I was going through some pictures of mine to share with you all and found one of the Minnie Winnebago we lived out of for five years. When we first became homeless and started living out of it, my youngest was only one and half years old. My oldest was only about 9 years old then. To my youngest, the rv was home. It wasn’t until we came to Caly’s that I realized just how much of an impact the rv was on my youngest until the first night over here she said..”I don’t like it in here, I want to go back to OUR house, the rv.” That’s when it hit me that her memories of what “home” is are based on the three of us living out an old Minnie Winnebago. She was only 21 feet long from bumper to bumper but she was ours and as long as I took care of her, she took care of us.
See at the time, I couldn’t afford childcare as it was $900.00 a month for both kids and my rent was only $460.00. Add to this the absence of child support and losing your job because you slipped a disc in your back and voila! You have the makings of homelessness. I knew it was coming and in April of 2004, we moved from a two-bedroom apartment into the Minnie. All the furniture we had I either sold at a yard sale or donated to neighbors and thrift stores. Everything else went into a small storage unit. What little money I had I used for gas while waiting to get food stamps and basic health care through the state. In the meantime, I knew I had to find work and fast!
I managed to find a part-time job working for a now extinct newspaper plant in Kent. My shift started at midnight and the place had its own private parking lot that was fairly secure. The plant was in a rural area so it was quiet and I made sure to park the rv where I could see it from the warehouse windows. My kids slept while I worked and in the morning, I would drive to the nearest grocery store to get them something for breakfast before taking my oldest daughter to school. She was so embarrassed by the rv that she would ask me to park down the street so she could walk to school and not be seen by her classmates. I did so.

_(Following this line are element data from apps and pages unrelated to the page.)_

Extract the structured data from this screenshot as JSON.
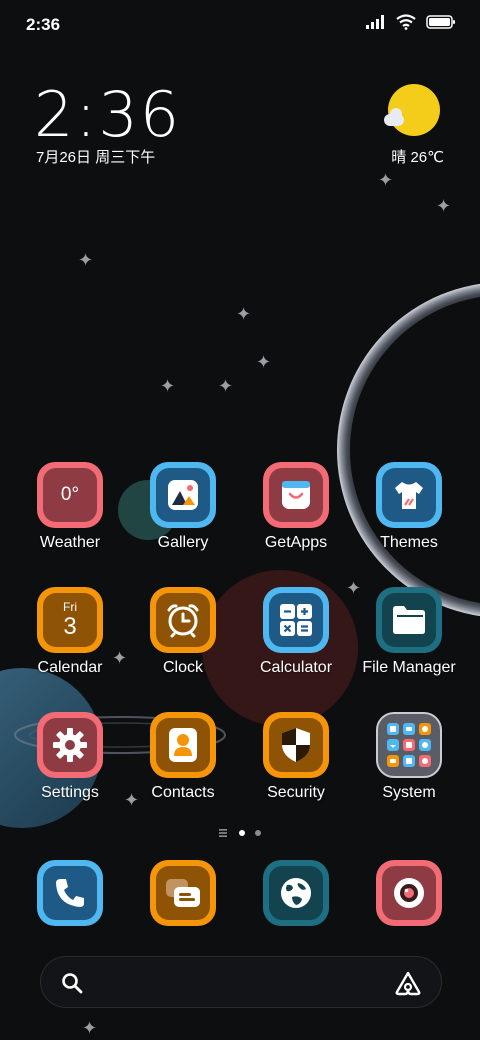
{
  "status_bar": {
    "time": "2:36",
    "icons": [
      "signal-icon",
      "wifi-icon",
      "battery-icon"
    ]
  },
  "clock_widget": {
    "time": "2:36",
    "date": "7月26日 周三下午"
  },
  "weather_widget": {
    "condition": "晴",
    "temperature": "26℃",
    "icon": "sun-cloud-icon"
  },
  "apps": [
    {
      "label": "Weather",
      "icon": "weather-icon",
      "value": "0°",
      "color": "#f26b75"
    },
    {
      "label": "Gallery",
      "icon": "gallery-icon",
      "color": "#4fb8f0"
    },
    {
      "label": "GetApps",
      "icon": "getapps-icon",
      "color": "#f26b75"
    },
    {
      "label": "Themes",
      "icon": "themes-icon",
      "color": "#4fb8f0"
    },
    {
      "label": "Calendar",
      "icon": "calendar-icon",
      "day": "Fri",
      "date": "3",
      "color": "#f5960a"
    },
    {
      "label": "Clock",
      "icon": "clock-icon",
      "color": "#f5960a"
    },
    {
      "label": "Calculator",
      "icon": "calculator-icon",
      "color": "#4fb8f0"
    },
    {
      "label": "File Manager",
      "icon": "file-manager-icon",
      "color": "#1f6f82"
    },
    {
      "label": "Settings",
      "icon": "settings-icon",
      "color": "#f26b75"
    },
    {
      "label": "Contacts",
      "icon": "contacts-icon",
      "color": "#f5960a"
    },
    {
      "label": "Security",
      "icon": "security-icon",
      "color": "#f5960a"
    },
    {
      "label": "System",
      "icon": "folder-icon",
      "color": "#5a5d66"
    }
  ],
  "pager": {
    "pages": 2,
    "active_page": 1,
    "icon": "menu-lines-icon"
  },
  "dock": [
    {
      "icon": "phone-icon",
      "color": "#4fb8f0"
    },
    {
      "icon": "messages-icon",
      "color": "#f5960a"
    },
    {
      "icon": "browser-icon",
      "color": "#1f6f82"
    },
    {
      "icon": "camera-icon",
      "color": "#f26b75"
    }
  ],
  "search_bar": {
    "left_icon": "search-icon",
    "right_icon": "assistant-icon"
  }
}
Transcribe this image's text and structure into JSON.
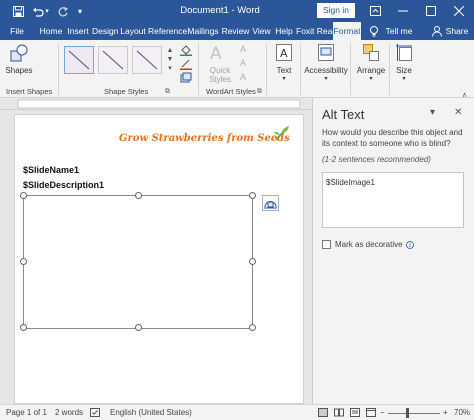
{
  "titlebar": {
    "title": "Document1 - Word",
    "signin": "Sign in"
  },
  "tabs": [
    {
      "label": "File"
    },
    {
      "label": "Home"
    },
    {
      "label": "Insert"
    },
    {
      "label": "Design"
    },
    {
      "label": "Layout"
    },
    {
      "label": "Reference"
    },
    {
      "label": "Mailings"
    },
    {
      "label": "Review"
    },
    {
      "label": "View"
    },
    {
      "label": "Help"
    },
    {
      "label": "Foxit Reac"
    },
    {
      "label": "Format"
    }
  ],
  "tellme": "Tell me",
  "share": "Share",
  "ribbon": {
    "shapes_label": "Shapes",
    "insert_shapes": "Insert Shapes",
    "shape_styles": "Shape Styles",
    "quick_styles": "Quick Styles",
    "wordart_styles": "WordArt Styles",
    "text": "Text",
    "accessibility": "Accessibility",
    "arrange": "Arrange",
    "size": "Size"
  },
  "document": {
    "title": "Grow Strawberries from Seeds",
    "slide_name": "$SlideName1",
    "slide_description": "$SlideDescription1"
  },
  "alt_text": {
    "title": "Alt Text",
    "question": "How would you describe this object and its context to someone who is blind?",
    "hint": "(1-2 sentences recommended)",
    "value": "$SlideImage1",
    "decorative_label": "Mark as decorative"
  },
  "status": {
    "page": "Page 1 of 1",
    "words": "2 words",
    "language": "English (United States)",
    "zoom": "70%"
  },
  "colors": {
    "accent": "#2b579a",
    "title_text": "#e4711e"
  }
}
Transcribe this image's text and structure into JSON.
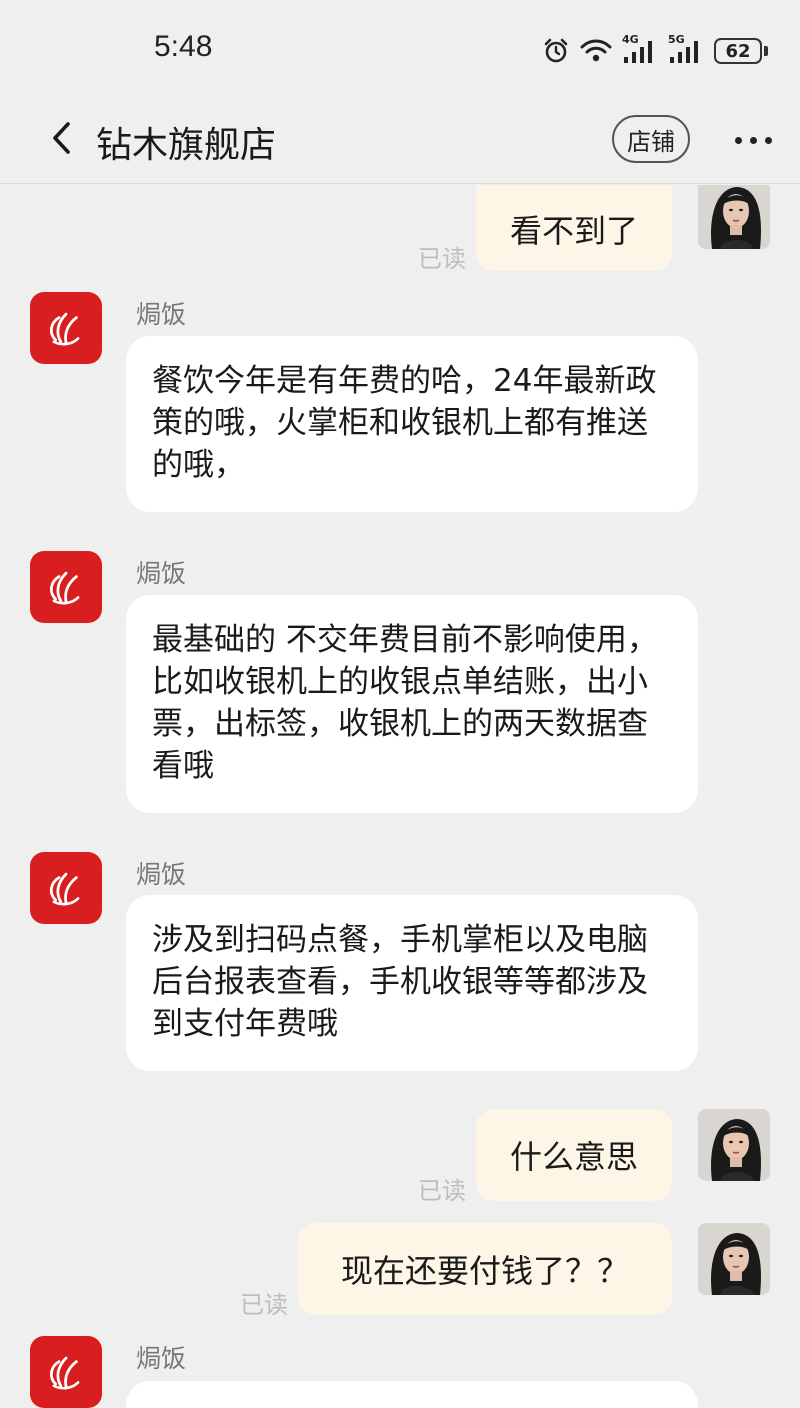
{
  "status_bar": {
    "time": "5:48",
    "network_1": "4G",
    "network_2": "5G",
    "battery": "62",
    "icons": [
      "alarm-icon",
      "wifi-icon",
      "signal-4g-icon",
      "signal-5g-icon",
      "battery-icon"
    ]
  },
  "nav": {
    "back_icon": "chevron-left-icon",
    "title": "钻木旗舰店",
    "shop_button": "店铺",
    "more_icon": "more-dots-icon"
  },
  "messages": [
    {
      "direction": "out",
      "text": "看不到了",
      "status": "已读"
    },
    {
      "direction": "in",
      "sender": "焗饭",
      "text": "餐饮今年是有年费的哈，24年最新政策的哦，火掌柜和收银机上都有推送的哦，"
    },
    {
      "direction": "in",
      "sender": "焗饭",
      "text": "最基础的 不交年费目前不影响使用，比如收银机上的收银点单结账，出小票，出标签，收银机上的两天数据查看哦"
    },
    {
      "direction": "in",
      "sender": "焗饭",
      "text": "涉及到扫码点餐，手机掌柜以及电脑后台报表查看，手机收银等等都涉及到支付年费哦"
    },
    {
      "direction": "out",
      "text": "什么意思",
      "status": "已读"
    },
    {
      "direction": "out",
      "text": "现在还要付钱了？？",
      "status": "已读"
    },
    {
      "direction": "in",
      "sender": "焗饭",
      "text": ""
    }
  ],
  "colors": {
    "background": "#efefef",
    "outgoing_bubble": "#fdf6e7",
    "incoming_bubble": "#ffffff",
    "shop_avatar": "#d81e1e",
    "read_text": "#bdbdbd"
  }
}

During this time, I had managed to save a little money to let my youngest daughter have a birthday party. We got lucky that year and had an unusually early summer and to hide the fact that we couldn’t afford a “real birthday party”, I invited friends and relatives to a neighborhood park for a “Summer Time Theme Party.” I found some balloons at a dollar store (in fact I think the paper plates and decorations were all from a dollar store!) and did the best I could at decorating a covered picnic area. I was able to borrow a friend’s kitchen to bake a “Hello Kitty” cake and to make it look store-bought, I went down to a local grocery store and to my surprise, they gave me a plastic cake box for free. To this day, my youngest has no idea that I made it and she still considers her fifth birthday party to be the best birthday she’s ever had!
I had parked the rv on the far side of the park so as not to bring attention to how we were living. From looking at these pictures, could you?
As for my oldest..well the memories aren’t so fond. For her, living out of the rv was a nightmare with no end in sight. She didn’t care about going to school since school was a never-ending exercise in dread. What if her peers found out she lived in a run down rv? This pic pretty much sums up her attitude about living out of a vehicle:
I know it’s been hard for them both and I have done everything I could to keep them busy with all the other activities in life that everyone else has but all that seems to hinge on money. You need money for gas, money to eat, money to do just about everything but the one thing money could not buy was me. It wasn’t long after these photos were taken that I landed a job in financial services with a national company. They didn’t know I had another job working nights at the newspaper and I had no intention of telling them until my body forced me to. That’s when the migraine seizures started. I can remember leaving my day job feeling a little funny. A friend and supervisor caught me by the arm and asked me if I was alright. She was about to call an ambulance but I shook it off and said I could drive myself to the nearest hospital. I almost made it up Smith hill in Kent when the left side of my body went numb. The first thing I thought was that I was having a stroke because I couldn’t feel the left side of my arm and I was trying to drive steer with my right. My symptoms got worse as I drove on but I was able to call my friend who had just started babysitting for me to tell her that I was parking the rv at a local garage. Thank goodness her husband knew the garage owner and he allowed me to park the rv at his shop until I got back from the E.R. . By the time my babysitter’s husband got me to the emergency room, my speech was slurred and I was vomiting. I couldn’t move my hands and he had to help me sign forms. I stayed at the hospital for six hours.
I don’t remember much after that except for when I woke up in my babysitter’s room. She was holding my head up trying to get me to drink something. It took me two weeks to be able to stand up but I was so dizzy I couldn’t stay up without help. The pain in my head was like a jack hammer but I was determined to get back to my rv because I could not afford to have it towed.
Eventually, Minnie needed more repairs than I could afford so last July, I sold her to a mechanic living out of his car. I got him to tell me his story and he said he just got out of a bad divorce and he was living out of his car at his place of employment in Seattle. His employer knew he was homeless with his dog and at least the garage was safer than the streets. I sold the rv to him for $200.00. At least this guy could fix it better than I could.
It was only by a sheer stroke of luck that Caly’s neighbor decided to give us a free mini van….with a dying transmission! Ah well….even so, guess it is the thought that counts.
So long Minnie! May you serve your new owner well!